For some reason I am unwilling to try this place. I've passed it a number of times and know there is a general buzz around it, but somehow I just don't fancy it. So what's stopping me? Is it:1) its location in the unlovely end of Mare St (by the way there is no lovely end, whatever Foxtons may tell you);
2) the fear that it is the kind of place where you perch on a vintage (read rickety) chair, are served a plate of organic quinoa by a waiter with several piercings; you leave clutching a large bill, sporting several splinters in your butt, all for the pleasure of that edgy east London experience;
3) the orange signage?
Well, I expect it's all of the above but especially 3) the orange signage - it's inexplicable or maybe a worrying symptom of colour synaesthesia, but when my lunch date suggests Bouchon Fourchette, I dig in my heels. Can't we go to Lardo down the road? Or surely there's somewhere nice in Victoria Park Village? At this she thrusts her iphone in my face and yelps, "even Fay Maschler likes it." I relent.
Fay, of course, is not wrong. It's charming. The chef worked with Alain Ducasse and the menu offers French home cooking par excellence. For lunch we can choose between omelettes, croque monsieur, sausages with Puy lentils, chicken with a wild mushroom sauce all served with frites and a glass of wine at a price of £7.99. We read that Fay had followed her meal with a Café Gourmand (coffee with 3 mini desserts) and we follow slavishly, sharing a mini crème caramel and a chocolate liegeois slice with a couple of wafers. Everything is well sourced, delicious and fresh.

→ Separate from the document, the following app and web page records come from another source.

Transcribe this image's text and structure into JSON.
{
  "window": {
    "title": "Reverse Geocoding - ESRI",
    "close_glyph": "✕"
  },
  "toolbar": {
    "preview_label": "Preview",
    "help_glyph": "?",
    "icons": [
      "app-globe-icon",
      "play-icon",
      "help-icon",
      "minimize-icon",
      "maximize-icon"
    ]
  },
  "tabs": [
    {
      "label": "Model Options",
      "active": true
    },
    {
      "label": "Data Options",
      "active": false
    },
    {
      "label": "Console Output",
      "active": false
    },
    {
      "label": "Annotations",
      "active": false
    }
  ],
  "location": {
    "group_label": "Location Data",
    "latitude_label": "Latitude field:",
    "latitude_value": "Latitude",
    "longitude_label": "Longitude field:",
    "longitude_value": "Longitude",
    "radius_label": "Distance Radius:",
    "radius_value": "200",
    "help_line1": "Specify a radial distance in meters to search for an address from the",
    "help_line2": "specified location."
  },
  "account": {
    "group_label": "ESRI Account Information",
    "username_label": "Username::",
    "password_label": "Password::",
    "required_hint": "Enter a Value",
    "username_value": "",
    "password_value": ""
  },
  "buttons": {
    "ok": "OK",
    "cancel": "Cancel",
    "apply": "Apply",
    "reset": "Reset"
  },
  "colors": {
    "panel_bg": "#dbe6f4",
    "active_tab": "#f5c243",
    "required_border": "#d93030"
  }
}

Once established, this will be the kind of place that you have to sell your first born child to gain a reservation, so go now. Oh, and our charming French waiter had a nose ring just in case you had forgotten you were in east London.